I’ve spent much of the day grading papers, reading student prose until, exhausted, I fell asleep around noon and remained sleeping for four solid hours. I returned to reading soon after waking, and have only in the past 30 minutes or so put the papers away, completely depleted by the process. Trying to get through too many essays in one day inevitably leaves me irritated and overwhelmed.
In the meantime, I’m not at all pleased with the quality of writing I’m producing here. My sentences seem to limp along with little energy, as I stumble from one lame idea to the next. I don’t feel able to accomplish what I ask my students to achieve–a vigorous prose style that maintains reader interest and compels audiences to return for more. Some student work amazes me. And it seems I should be able, at the very least, to accomplish what I ask these kids to. So far I’ve failed.
Clearly, succeeding as a writer, rather than simply making it as one who teaches the skill to another, requires an ability that, as of yet, I seem to lack. Surely an exotic location, such as Thailand, doesn’t suddenly in and of itself make one a more effective writer. I must succeed here, if I’m to succeed in that setting. Yes, the richness of the experience may lend itself to better prose at the beginning.

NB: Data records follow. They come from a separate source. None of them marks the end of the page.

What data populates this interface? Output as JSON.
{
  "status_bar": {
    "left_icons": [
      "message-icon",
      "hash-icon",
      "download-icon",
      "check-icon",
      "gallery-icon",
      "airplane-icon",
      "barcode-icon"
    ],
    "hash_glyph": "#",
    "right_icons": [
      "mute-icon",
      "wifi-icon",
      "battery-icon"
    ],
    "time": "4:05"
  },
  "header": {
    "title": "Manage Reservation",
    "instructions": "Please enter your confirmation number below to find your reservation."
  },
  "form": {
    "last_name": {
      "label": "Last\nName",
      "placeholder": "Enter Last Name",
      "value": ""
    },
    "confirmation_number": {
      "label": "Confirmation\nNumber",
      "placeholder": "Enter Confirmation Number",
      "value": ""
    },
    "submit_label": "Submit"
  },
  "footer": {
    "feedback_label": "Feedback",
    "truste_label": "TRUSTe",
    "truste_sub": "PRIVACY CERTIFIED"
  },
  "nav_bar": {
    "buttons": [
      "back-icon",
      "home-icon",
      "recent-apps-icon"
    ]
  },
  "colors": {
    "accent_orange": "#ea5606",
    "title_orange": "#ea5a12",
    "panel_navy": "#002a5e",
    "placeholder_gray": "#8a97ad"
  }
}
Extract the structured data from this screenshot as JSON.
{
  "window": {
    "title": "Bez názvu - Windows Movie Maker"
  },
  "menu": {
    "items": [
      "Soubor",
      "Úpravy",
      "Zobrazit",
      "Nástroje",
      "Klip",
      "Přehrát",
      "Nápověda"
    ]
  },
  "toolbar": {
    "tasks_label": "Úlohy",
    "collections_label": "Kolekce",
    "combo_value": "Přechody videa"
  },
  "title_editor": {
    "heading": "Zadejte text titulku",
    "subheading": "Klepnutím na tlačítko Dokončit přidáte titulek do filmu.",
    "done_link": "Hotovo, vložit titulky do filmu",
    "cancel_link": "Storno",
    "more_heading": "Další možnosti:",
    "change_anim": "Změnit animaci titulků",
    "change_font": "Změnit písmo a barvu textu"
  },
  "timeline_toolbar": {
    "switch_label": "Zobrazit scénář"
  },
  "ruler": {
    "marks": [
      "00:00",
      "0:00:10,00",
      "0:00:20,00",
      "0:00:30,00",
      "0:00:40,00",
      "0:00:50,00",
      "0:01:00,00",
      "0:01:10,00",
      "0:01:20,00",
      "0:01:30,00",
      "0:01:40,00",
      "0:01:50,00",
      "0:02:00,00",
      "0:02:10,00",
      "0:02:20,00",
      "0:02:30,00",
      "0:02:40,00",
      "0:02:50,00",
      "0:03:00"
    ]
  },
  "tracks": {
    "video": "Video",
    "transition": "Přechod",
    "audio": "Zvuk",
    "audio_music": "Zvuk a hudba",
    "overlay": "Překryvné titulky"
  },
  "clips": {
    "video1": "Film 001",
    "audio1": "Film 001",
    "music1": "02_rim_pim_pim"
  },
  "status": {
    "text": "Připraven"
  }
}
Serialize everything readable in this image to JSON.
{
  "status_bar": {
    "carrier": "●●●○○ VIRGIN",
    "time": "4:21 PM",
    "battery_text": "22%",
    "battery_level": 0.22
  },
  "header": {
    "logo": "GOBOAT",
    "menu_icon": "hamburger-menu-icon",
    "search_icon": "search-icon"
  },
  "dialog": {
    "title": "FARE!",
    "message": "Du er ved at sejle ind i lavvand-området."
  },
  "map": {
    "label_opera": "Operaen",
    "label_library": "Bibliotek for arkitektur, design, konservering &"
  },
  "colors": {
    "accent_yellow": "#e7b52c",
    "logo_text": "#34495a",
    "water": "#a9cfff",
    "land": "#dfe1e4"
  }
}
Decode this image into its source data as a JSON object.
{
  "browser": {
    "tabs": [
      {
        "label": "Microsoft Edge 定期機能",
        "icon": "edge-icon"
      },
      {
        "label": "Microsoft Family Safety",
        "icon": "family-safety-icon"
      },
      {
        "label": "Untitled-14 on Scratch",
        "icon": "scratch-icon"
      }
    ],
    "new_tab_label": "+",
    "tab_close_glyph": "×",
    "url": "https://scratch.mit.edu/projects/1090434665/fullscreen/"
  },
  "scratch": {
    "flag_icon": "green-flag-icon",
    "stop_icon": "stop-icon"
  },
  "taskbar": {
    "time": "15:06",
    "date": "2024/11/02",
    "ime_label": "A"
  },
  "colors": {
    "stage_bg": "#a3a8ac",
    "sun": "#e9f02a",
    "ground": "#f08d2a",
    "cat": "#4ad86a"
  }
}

However, newness will eventually be replaced by routine. Good writing requires one to make even the mundane more meaningful and engaging.